### Directions
Return all of the data verbatim, dropping any picture.
[[ Input material, beginning ]]
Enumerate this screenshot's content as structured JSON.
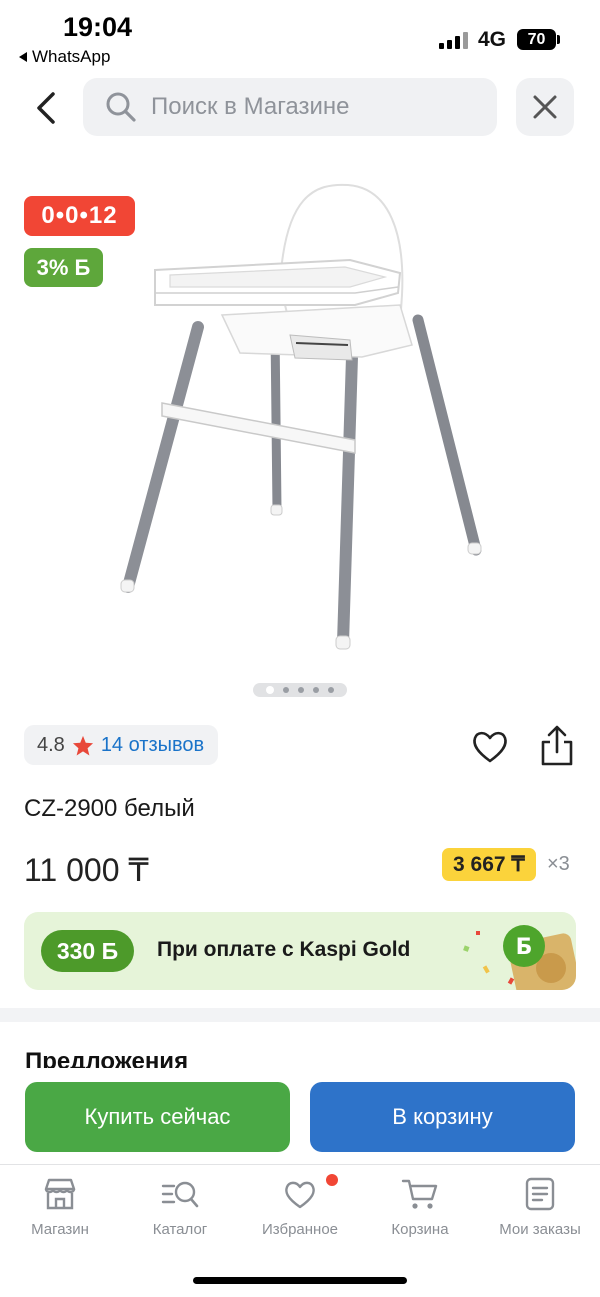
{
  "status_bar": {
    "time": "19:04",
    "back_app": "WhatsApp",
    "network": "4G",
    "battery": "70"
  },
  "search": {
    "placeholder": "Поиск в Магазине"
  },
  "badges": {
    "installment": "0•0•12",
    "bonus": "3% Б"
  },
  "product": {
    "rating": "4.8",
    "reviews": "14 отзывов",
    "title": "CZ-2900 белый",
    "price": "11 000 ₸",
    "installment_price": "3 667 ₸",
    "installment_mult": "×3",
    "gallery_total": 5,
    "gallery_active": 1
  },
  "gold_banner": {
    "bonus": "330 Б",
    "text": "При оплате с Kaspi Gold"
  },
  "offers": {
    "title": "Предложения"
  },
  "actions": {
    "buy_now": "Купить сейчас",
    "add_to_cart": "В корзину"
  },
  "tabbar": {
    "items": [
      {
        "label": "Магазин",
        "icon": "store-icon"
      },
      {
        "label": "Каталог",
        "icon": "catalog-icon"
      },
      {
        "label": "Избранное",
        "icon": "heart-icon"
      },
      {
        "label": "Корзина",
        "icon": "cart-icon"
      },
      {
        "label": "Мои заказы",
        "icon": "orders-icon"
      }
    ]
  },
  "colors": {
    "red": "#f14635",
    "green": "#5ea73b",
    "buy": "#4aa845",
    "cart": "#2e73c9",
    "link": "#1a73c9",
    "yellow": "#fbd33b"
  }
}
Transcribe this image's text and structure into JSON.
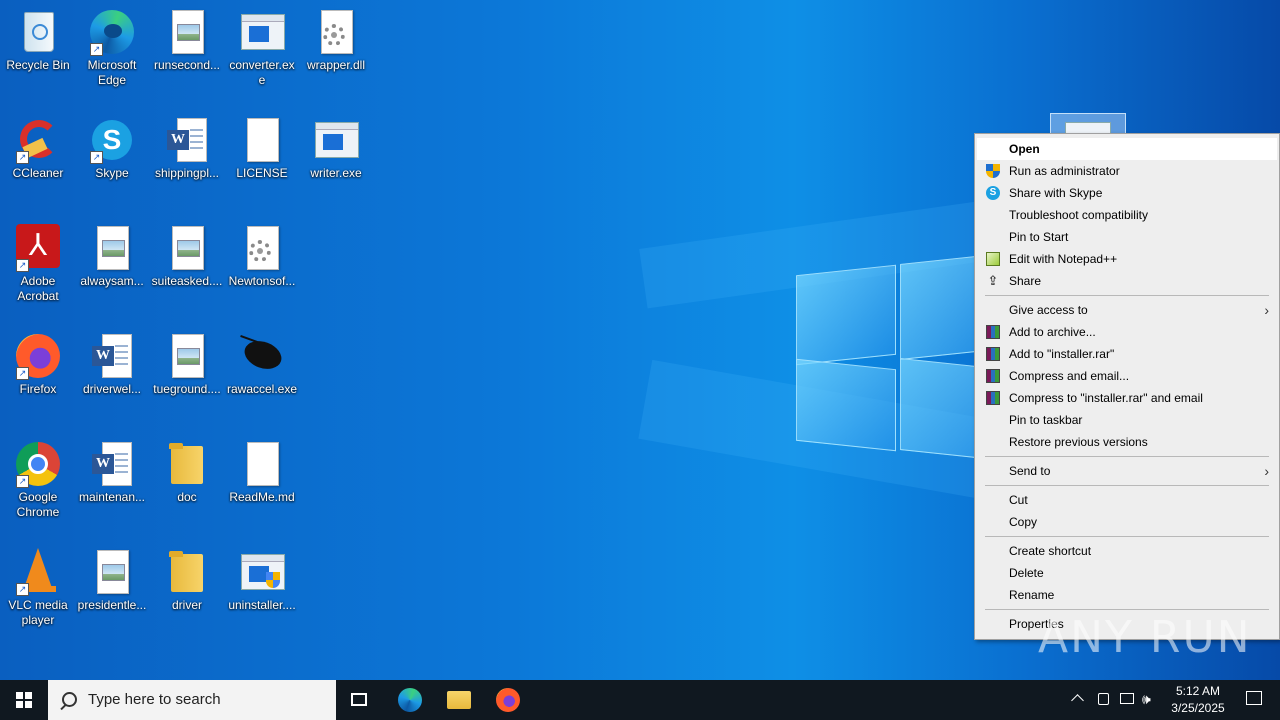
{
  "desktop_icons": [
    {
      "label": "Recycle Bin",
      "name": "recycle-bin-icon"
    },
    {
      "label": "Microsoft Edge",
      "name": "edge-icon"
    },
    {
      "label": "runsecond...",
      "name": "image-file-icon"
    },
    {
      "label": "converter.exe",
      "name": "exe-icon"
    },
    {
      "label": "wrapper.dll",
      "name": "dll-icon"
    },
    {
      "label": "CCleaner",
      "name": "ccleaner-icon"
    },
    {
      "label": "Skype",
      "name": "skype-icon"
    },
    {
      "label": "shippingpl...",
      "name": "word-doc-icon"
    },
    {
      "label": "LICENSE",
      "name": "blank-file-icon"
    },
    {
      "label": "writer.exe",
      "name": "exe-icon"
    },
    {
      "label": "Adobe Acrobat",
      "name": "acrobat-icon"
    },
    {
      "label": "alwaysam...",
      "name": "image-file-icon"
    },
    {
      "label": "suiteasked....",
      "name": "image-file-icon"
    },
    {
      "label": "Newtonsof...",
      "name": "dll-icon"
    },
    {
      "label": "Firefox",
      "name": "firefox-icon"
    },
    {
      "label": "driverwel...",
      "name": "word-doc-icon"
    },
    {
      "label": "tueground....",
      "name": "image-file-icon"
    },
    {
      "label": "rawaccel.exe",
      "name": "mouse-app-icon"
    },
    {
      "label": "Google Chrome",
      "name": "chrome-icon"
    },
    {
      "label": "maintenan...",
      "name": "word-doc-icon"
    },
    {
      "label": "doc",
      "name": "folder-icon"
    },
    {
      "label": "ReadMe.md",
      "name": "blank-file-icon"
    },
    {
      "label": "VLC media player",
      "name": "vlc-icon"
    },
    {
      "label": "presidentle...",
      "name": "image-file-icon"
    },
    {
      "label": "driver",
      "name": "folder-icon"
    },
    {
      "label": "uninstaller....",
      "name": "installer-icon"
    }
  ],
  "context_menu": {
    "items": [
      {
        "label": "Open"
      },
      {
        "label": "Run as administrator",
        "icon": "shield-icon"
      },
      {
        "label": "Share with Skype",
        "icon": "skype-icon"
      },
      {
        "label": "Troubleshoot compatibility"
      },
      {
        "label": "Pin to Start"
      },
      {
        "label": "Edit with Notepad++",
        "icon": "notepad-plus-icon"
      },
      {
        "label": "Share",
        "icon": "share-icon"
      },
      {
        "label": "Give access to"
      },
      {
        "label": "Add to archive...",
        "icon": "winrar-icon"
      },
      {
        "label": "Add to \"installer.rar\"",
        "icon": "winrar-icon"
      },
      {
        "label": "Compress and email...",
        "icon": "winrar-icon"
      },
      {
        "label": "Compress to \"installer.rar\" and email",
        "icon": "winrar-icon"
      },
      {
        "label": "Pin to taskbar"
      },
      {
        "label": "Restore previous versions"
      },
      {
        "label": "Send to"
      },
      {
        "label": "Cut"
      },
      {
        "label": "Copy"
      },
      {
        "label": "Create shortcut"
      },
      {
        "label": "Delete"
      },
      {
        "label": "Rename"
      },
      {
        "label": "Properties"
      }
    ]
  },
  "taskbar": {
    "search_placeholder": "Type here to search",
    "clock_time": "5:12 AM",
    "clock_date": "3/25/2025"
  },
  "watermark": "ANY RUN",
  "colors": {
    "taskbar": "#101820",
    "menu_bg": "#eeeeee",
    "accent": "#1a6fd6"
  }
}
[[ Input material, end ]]
### Task response
Enumerate this screenshot's content as structured JSON.
{
  "status_bar": {
    "time": "19:04",
    "back_app": "WhatsApp",
    "network": "4G",
    "battery": "70"
  },
  "search": {
    "placeholder": "Поиск в Магазине"
  },
  "badges": {
    "installment": "0•0•12",
    "bonus": "3% Б"
  },
  "product": {
    "rating": "4.8",
    "reviews": "14 отзывов",
    "title": "CZ-2900 белый",
    "price": "11 000 ₸",
    "installment_price": "3 667 ₸",
    "installment_mult": "×3",
    "gallery_total": 5,
    "gallery_active": 1
  },
  "gold_banner": {
    "bonus": "330 Б",
    "text": "При оплате с Kaspi Gold"
  },
  "offers": {
    "title": "Предложения"
  },
  "actions": {
    "buy_now": "Купить сейчас",
    "add_to_cart": "В корзину"
  },
  "tabbar": {
    "items": [
      {
        "label": "Магазин",
        "icon": "store-icon"
      },
      {
        "label": "Каталог",
        "icon": "catalog-icon"
      },
      {
        "label": "Избранное",
        "icon": "heart-icon"
      },
      {
        "label": "Корзина",
        "icon": "cart-icon"
      },
      {
        "label": "Мои заказы",
        "icon": "orders-icon"
      }
    ]
  },
  "colors": {
    "red": "#f14635",
    "green": "#5ea73b",
    "buy": "#4aa845",
    "cart": "#2e73c9",
    "link": "#1a73c9",
    "yellow": "#fbd33b"
  }
}
Transcribe this image's text and structure into JSON.
{
  "desktop_icons": [
    {
      "label": "Recycle Bin",
      "name": "recycle-bin-icon"
    },
    {
      "label": "Microsoft Edge",
      "name": "edge-icon"
    },
    {
      "label": "runsecond...",
      "name": "image-file-icon"
    },
    {
      "label": "converter.exe",
      "name": "exe-icon"
    },
    {
      "label": "wrapper.dll",
      "name": "dll-icon"
    },
    {
      "label": "CCleaner",
      "name": "ccleaner-icon"
    },
    {
      "label": "Skype",
      "name": "skype-icon"
    },
    {
      "label": "shippingpl...",
      "name": "word-doc-icon"
    },
    {
      "label": "LICENSE",
      "name": "blank-file-icon"
    },
    {
      "label": "writer.exe",
      "name": "exe-icon"
    },
    {
      "label": "Adobe Acrobat",
      "name": "acrobat-icon"
    },
    {
      "label": "alwaysam...",
      "name": "image-file-icon"
    },
    {
      "label": "suiteasked....",
      "name": "image-file-icon"
    },
    {
      "label": "Newtonsof...",
      "name": "dll-icon"
    },
    {
      "label": "Firefox",
      "name": "firefox-icon"
    },
    {
      "label": "driverwel...",
      "name": "word-doc-icon"
    },
    {
      "label": "tueground....",
      "name": "image-file-icon"
    },
    {
      "label": "rawaccel.exe",
      "name": "mouse-app-icon"
    },
    {
      "label": "Google Chrome",
      "name": "chrome-icon"
    },
    {
      "label": "maintenan...",
      "name": "word-doc-icon"
    },
    {
      "label": "doc",
      "name": "folder-icon"
    },
    {
      "label": "ReadMe.md",
      "name": "blank-file-icon"
    },
    {
      "label": "VLC media player",
      "name": "vlc-icon"
    },
    {
      "label": "presidentle...",
      "name": "image-file-icon"
    },
    {
      "label": "driver",
      "name": "folder-icon"
    },
    {
      "label": "uninstaller....",
      "name": "installer-icon"
    }
  ],
  "context_menu": {
    "items": [
      {
        "label": "Open"
      },
      {
        "label": "Run as administrator",
        "icon": "shield-icon"
      },
      {
        "label": "Share with Skype",
        "icon": "skype-icon"
      },
      {
        "label": "Troubleshoot compatibility"
      },
      {
        "label": "Pin to Start"
      },
      {
        "label": "Edit with Notepad++",
        "icon": "notepad-plus-icon"
      },
      {
        "label": "Share",
        "icon": "share-icon"
      },
      {
        "label": "Give access to"
      },
      {
        "label": "Add to archive...",
        "icon": "winrar-icon"
      },
      {
        "label": "Add to \"installer.rar\"",
        "icon": "winrar-icon"
      },
      {
        "label": "Compress and email...",
        "icon": "winrar-icon"
      },
      {
        "label": "Compress to \"installer.rar\" and email",
        "icon": "winrar-icon"
      },
      {
        "label": "Pin to taskbar"
      },
      {
        "label": "Restore previous versions"
      },
      {
        "label": "Send to"
      },
      {
        "label": "Cut"
      },
      {
        "label": "Copy"
      },
      {
        "label": "Create shortcut"
      },
      {
        "label": "Delete"
      },
      {
        "label": "Rename"
      },
      {
        "label": "Properties"
      }
    ]
  },
  "taskbar": {
    "search_placeholder": "Type here to search",
    "clock_time": "5:12 AM",
    "clock_date": "3/25/2025"
  },
  "watermark": "ANY RUN",
  "colors": {
    "taskbar": "#101820",
    "menu_bg": "#eeeeee",
    "accent": "#1a6fd6"
  }
}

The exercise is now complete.